Gov. Gavin Newsom has signed Assembly Bill 2098, making California the first state in the United States to censor what medical doctors can tell the public about COVID-19. This is dangerous, and most likely an unconstitutional move that other states must resist.
The law states that “It shall constitute unprofessional conduct for a physician and surgeon to disseminate misinformation or disinformation related to COVID-19, including false or misleading information regarding the nature and risks of the virus, its prevention and treatment; and the development, safety, and effectiveness of COVID-19 vaccines.”
The Medical Board of California, presently defines “unprofessional conduct” as “breach of confidence, record alteration, filing fraudulent insurance claims, misleading advertising, failure to sign death certificates in a timely manner, failure to provide medical records to a patient, patient abandonment, etc.”
A 2018 Supreme Court case, National Institute of Family and Life Advocates v. Becerra, held that expert speech– speech by qualified practitioners based upon their specialist understanding and also judgment– is safeguarded by the First Amendment as reported by The New York Post.
The court, however, did suggest that laws of expert conduct pertaining to expert speech could be considered. Speech that becomes part of medical practice has historically been subject to licensing as well as regulation by states.
It is unclear at this time whether offering advice to a patient, for example: whether or not to wear a mask or discussing the security of in-person learning– is close enough to medical advice and treatments to pass constitutional muster. This will definitely be decided in future lawsuits.
However, the statute clearly has constitutional troubles in specifying COVID “misinformation.”
The law’s interpretation is “false information that is contradicted by contemporary scientific consensus contrary to the standard of care.” This is ridiculous and most likely unconstitutionally vague as defined by Cornell Law School’s Legal Information Institute,

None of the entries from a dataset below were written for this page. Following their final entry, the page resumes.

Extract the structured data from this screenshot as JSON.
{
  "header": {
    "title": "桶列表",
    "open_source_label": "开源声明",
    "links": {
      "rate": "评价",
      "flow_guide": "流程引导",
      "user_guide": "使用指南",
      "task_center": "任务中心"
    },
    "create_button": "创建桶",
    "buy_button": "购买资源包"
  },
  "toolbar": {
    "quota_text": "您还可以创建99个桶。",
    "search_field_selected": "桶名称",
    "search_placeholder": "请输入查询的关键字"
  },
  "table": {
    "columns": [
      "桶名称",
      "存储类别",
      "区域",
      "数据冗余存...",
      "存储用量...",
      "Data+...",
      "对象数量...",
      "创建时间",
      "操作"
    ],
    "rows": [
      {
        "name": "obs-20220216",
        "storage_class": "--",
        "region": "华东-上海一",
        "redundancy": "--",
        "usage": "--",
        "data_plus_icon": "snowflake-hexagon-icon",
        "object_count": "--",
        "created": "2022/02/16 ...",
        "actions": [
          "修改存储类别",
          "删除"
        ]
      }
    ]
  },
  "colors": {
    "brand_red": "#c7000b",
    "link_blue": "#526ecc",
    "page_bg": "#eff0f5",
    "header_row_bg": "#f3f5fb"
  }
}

“A constitutional rule that requires criminal laws to state explicitly and definitely what conduct is punishable. Criminal laws that violate this requirement are said to be void for vagueness. The vagueness doctrine rests on the due process clauses of the Fifth and Fourteenth Amendments of the U.S. Constitution. By requiring fair notice of what is punishable and what is not, the vagueness doctrine also helps prevent arbitrary enforcement of the laws… Under vagueness doctrine, a statute is also void for vagueness if a legislature’s delegation of authority to judges and/or administrators is so extensive that it would lead to arbitrary prosecutions.”
As the Supreme Court noted, “Professionals might have a host of good-faith disagreements, both with each other and with the government, on many topics in their respective fields.”
The statute does not specify that is the arbiter of “contemporary scientific consensus” on COVID.
According to The Western Journal, a group of doctors, the Physicians for Informed Consent, opposed the legislation on the grounds that it would silence physicians, explaining in a statement that the law unconstitutionally targets them, “attempting to intimidate by investigation, censor and sanction physicians who publicly disagree with the government’s ever-evolving, erratic, and contradictory public health Covid-19 edicts.”